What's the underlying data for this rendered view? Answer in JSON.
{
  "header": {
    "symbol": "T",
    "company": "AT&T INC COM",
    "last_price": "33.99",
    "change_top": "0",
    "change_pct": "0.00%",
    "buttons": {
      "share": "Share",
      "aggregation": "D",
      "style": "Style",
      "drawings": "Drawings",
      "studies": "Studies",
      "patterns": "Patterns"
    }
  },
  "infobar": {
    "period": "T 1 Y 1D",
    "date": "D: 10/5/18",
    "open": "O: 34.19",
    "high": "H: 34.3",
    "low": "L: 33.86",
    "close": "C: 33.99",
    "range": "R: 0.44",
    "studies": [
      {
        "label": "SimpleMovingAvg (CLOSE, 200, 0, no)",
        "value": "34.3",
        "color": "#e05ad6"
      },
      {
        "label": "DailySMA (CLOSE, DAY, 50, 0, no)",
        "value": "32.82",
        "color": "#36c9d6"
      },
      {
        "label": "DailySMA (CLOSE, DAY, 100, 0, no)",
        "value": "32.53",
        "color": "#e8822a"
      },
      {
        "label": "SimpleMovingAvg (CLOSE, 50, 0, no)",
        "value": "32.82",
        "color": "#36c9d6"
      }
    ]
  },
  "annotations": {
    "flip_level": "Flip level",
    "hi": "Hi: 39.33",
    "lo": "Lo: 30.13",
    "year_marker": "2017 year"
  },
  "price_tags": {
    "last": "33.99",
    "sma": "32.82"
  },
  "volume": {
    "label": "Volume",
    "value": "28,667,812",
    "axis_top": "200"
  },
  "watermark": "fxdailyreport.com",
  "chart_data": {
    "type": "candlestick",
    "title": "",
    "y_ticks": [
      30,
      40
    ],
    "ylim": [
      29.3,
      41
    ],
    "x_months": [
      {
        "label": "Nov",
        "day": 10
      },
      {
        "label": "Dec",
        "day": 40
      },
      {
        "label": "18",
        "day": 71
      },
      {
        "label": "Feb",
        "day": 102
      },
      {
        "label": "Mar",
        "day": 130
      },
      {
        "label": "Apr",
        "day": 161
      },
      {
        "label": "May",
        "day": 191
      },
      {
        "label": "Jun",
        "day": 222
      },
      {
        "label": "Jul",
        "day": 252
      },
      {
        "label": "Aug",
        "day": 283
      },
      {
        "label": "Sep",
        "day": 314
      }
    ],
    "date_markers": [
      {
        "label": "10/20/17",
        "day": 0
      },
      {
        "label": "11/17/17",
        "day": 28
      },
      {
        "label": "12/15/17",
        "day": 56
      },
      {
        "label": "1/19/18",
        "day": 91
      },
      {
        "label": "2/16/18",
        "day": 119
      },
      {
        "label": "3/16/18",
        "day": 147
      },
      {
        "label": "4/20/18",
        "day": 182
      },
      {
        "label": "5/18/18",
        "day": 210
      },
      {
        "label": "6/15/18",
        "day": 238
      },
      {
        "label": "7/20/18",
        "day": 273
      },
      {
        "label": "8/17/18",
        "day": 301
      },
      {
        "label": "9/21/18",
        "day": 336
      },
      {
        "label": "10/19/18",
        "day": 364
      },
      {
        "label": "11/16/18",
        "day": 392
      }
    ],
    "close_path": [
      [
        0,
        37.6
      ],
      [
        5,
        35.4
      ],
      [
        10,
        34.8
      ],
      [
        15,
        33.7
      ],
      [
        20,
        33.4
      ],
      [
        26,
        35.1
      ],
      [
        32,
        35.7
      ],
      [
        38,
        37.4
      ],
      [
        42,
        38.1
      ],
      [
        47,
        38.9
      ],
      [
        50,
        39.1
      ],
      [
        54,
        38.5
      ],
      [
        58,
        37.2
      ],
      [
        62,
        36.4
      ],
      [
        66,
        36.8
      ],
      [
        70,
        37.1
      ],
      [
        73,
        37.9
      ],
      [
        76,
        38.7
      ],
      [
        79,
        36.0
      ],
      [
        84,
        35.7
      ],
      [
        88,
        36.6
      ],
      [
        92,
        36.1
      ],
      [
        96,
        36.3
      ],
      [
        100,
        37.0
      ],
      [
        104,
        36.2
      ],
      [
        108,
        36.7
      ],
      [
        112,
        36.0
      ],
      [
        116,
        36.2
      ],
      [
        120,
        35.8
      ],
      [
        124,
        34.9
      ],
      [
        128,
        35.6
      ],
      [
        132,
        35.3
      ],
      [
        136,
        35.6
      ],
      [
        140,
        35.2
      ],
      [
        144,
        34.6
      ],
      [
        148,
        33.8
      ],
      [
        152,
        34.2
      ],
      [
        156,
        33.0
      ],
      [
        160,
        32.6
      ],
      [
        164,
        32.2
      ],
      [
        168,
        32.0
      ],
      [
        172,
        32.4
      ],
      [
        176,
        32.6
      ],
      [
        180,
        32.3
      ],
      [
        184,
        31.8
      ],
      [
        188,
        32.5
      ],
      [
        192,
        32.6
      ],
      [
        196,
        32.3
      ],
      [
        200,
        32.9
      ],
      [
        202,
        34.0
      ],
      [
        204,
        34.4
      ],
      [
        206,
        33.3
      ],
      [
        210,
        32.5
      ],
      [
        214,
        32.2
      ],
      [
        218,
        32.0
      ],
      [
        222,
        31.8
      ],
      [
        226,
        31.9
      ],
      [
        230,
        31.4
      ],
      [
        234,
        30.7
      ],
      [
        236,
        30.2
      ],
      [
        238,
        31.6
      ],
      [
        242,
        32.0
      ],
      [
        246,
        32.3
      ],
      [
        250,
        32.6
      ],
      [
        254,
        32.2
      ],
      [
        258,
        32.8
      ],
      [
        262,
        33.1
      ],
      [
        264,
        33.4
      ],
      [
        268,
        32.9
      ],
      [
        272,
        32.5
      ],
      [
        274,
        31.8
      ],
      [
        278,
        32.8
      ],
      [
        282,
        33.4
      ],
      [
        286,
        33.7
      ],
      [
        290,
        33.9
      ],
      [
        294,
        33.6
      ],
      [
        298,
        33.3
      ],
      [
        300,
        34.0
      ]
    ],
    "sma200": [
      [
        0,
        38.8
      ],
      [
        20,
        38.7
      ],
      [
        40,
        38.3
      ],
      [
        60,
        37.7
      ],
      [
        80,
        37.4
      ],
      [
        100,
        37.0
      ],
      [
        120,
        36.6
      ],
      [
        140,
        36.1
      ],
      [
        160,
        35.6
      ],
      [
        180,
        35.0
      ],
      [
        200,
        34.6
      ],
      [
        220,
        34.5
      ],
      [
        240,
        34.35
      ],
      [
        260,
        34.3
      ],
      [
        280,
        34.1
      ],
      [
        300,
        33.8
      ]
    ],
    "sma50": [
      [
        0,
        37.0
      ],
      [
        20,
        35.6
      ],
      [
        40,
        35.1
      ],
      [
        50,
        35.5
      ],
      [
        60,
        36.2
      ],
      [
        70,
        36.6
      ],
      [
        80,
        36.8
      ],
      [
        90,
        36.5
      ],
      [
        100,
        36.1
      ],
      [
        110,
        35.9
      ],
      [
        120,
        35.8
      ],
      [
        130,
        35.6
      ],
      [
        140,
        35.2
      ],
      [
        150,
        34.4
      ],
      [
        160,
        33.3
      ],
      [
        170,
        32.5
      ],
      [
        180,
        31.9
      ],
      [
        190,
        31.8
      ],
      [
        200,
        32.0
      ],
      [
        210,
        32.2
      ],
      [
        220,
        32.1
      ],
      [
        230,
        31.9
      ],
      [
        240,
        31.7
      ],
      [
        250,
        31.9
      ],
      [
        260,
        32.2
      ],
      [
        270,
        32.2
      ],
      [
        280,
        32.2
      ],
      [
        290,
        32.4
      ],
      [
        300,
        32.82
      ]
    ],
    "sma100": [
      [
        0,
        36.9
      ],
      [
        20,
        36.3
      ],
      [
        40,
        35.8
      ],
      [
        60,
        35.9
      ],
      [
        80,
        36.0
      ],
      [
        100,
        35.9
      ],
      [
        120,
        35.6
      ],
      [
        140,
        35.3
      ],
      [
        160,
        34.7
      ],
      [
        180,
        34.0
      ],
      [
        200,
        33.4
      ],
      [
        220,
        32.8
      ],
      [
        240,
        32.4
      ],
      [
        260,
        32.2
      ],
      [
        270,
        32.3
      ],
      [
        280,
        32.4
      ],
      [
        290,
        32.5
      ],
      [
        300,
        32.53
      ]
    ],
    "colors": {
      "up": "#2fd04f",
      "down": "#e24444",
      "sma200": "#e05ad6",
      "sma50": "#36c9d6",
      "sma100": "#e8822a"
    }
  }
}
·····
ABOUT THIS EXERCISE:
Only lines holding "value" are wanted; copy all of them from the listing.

EXERCISE OUTPUT:
        "value": "34.3",
        "value": "32.82",
        "value": "32.53",
        "value": "32.82",
    "value": "28,667,812",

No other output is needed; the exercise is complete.